The mind of a comedian is often a complete 180 from the average person, finding humor in some of the most serious situations is what some would consider a twisted mentality. But as a creative, that skill is one to cherish. Warping reality to always reveal the positive side is a skill, as I'm sure many have heard, laughter is the most natural cure. That warping of reality is exactly what was needed to tackle this ever-relevant topic of interracial interaction, both socially and romantically.


SPOILER ALERT


From the start of the movie, you get a sense of the eerie nature that this film holds. Jordan Peele attacks the constant reality of Black males feeling unsafe in white neighborhoods when being trailed or watched by the neighbors. That fear immediately becomes real, which sets the tone for the rest of the film. After the intro credits roll, we are placed into the naive life of a relatively successful photographer going to visit his girlfriend's White family for the weekend. His overstated state of uncertainty is quickly downplayed by her smile and sarcasm, persistently being reassured that things will be all right. Throughout the film, her character was always quick to belittle his concerns, up until the final plot twist at the point of falling action. Once the trip begun, the mood was set at a high point, with jokes from comedian Lil Rey Howery but immediately brought back to an uncomfortable place once a police officer attempts to perform a "routine check", something most Black males have learned to just accept as the standard. Upon meeting the family he's met with a change in language, a way for her White father to attempt and connect, paired with the mention of his love for Obama as a means of easing any tension. From there the film begins to unravel, the conversation at dinner & the big family party reveal themselves to be a modern day minstrel show with the strong, healthy Black man getting paraded around as a prize. To avoid spoiling too much of the film, I will save the bulk of what happens next for you to view on your own.

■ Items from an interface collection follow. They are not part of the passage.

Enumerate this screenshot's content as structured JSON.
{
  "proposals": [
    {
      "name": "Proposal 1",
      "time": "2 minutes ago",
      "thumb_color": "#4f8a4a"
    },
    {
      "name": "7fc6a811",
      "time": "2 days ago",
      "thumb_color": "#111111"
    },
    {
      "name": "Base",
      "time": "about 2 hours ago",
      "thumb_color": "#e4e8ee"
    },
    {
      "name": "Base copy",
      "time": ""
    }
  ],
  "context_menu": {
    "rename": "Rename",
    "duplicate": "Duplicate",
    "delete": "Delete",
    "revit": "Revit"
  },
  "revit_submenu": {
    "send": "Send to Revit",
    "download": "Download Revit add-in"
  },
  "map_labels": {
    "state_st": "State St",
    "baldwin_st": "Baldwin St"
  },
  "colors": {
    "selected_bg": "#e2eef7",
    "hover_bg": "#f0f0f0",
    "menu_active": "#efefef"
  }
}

But in typical horror-parody fashion, the thrilling violence at the end felt reminiscent of the ending Django , sweet vengeance. 

This movie is great because it not only addresses the larger topic of racial interaction but Jordan Peele did an amazing job at also pointing out the subtle nuances that these simple interactions hold. Daniel Kaluuya, the protagonist in the film, also did an excellent job at portraying the feeling that comes with these often awkward moments. And when the film got to the moments where we sat face to face with the reflection of how we interact with each other on a level of race, it only intensified the thrill, making the struggle of the main character feel more personal as a viewer. As the blogs are talking, Jordan Peele plans on attacking a plethora of social issues from the perspective of his sick, twisted mind in the form of a series of horror films. If 'Get Out' is any example, I will be in theaters on opening night for all of the remiander.